January 01, 2021
In 60 minutes that spanned 2020 and 2021, police responded to two more incidents of gun violence in the Philadelphia, one of which resulted in the first homicide of 2021.
The city's first fatal shooting of the new year occurred before 12:30 a.m. Friday in South Philly. Cops were called to the 100 block of Fitzgerald Street for a report of a man who had been shot.
According to 6ABC, investigators believe the victim was shot one block south on Ritner Street. He reportedly died shortly after police arrived at the scene. No further information has been released.
At 11:30 p.m. Thursday, two people were found shot inside a car that had flipped and crashed on the westbound Schuylkill Expressway near the Girard Avenue exit.
Pennsylvania state troopers responded to the scene and transported the injured people to Temple University Hospital, NBC Philadelphia reported. According to 6ABC, one of the car's passengers had been shot in the head.
Both people are expected to survive, reports stated, and the crash closed I-76 West until 3 a.m.
Philadelphia recorded just shy of 500 homicides in the city in 2020 – the police department's crime stats count 498 through Thursday, and the Inquirer reported that, as of last last night, the total had reached 499.
Either way, there were 40% more killings last year than there had been in 2019. Also, 2020 had the second-most homicides ever in a year in Philadelphia. The only year there had been more was in 1990 when 500 people were killed.
Philadelphia is among multiple U.S. cities seeing surges in fatalities from gun violence. More than 19,000 people were killed in shootings in the United States in 2020. Chicago, New York, Milwaukee, and Detroit have also seen spikes, the AP reported earlier this week. And in New Jersey, there had been 287 homicides as of Nov. 30 compared to 234 through the same date in 2019, according to NJ.com. That equals a 23% increase.
Experts and city leaders speculate about the reasons why this is happening.
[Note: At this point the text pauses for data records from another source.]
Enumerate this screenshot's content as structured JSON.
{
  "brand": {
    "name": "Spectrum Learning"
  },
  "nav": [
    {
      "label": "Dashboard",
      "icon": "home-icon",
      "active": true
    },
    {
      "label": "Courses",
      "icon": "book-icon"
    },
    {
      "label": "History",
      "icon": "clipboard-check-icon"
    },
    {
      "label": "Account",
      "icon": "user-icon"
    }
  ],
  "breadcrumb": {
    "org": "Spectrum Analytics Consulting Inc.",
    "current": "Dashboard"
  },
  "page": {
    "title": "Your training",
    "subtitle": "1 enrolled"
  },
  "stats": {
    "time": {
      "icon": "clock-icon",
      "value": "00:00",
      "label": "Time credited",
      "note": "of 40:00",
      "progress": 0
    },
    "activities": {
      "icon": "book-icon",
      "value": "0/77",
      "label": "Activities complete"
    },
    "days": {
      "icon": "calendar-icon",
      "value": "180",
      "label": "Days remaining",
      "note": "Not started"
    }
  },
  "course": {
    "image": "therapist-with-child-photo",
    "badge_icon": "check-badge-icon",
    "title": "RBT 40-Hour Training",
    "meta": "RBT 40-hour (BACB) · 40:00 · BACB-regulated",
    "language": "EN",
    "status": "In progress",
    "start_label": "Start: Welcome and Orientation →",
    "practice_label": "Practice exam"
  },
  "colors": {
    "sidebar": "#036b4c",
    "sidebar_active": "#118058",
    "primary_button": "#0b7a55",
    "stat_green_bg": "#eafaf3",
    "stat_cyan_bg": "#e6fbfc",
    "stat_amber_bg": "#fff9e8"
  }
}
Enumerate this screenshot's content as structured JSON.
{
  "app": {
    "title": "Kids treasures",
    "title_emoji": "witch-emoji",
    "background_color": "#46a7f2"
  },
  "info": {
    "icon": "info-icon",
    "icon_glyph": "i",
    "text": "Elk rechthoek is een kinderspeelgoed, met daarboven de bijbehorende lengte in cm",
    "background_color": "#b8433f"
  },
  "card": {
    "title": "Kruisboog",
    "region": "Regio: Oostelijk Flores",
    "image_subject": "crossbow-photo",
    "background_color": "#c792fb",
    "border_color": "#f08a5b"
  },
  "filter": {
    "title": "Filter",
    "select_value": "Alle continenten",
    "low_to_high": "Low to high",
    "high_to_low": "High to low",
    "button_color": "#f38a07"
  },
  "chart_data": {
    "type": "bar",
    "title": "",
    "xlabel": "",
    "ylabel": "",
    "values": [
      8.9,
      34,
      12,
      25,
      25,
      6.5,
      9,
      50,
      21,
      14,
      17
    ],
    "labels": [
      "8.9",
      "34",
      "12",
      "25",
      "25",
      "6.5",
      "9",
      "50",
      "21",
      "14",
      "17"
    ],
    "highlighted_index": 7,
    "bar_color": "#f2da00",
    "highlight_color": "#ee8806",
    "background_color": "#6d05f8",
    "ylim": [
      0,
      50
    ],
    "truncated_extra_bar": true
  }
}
In Philadelphia, Mayor Jim Kenney and other officials told the Inquirer that the COVID-19 pandemic is partly to blame because it has increased stress levels in vulnerable neighborhoods and disrupted some city services intended to give people escapes from the violence on the streets.
While President Donald Trump has tried to link the rise in crime to the widespread protests about police brutality and social justice that started in May, a closer look at the numbers does not support that theory.
Princeton University sociology and public affairs professor Patrick Sharkey told Time this week that 75 of the 100 largest U.S. cities already were experiencing higher rates of gun violence between January and March 2020, prior to the killing of George Floyd in Minneapolis by police.
"All the sources of data tell us that, right from the start of 2020, it's been a year with very high violence," Sharkey said to Time. "There has been a real increase since May, but there was change going on before that."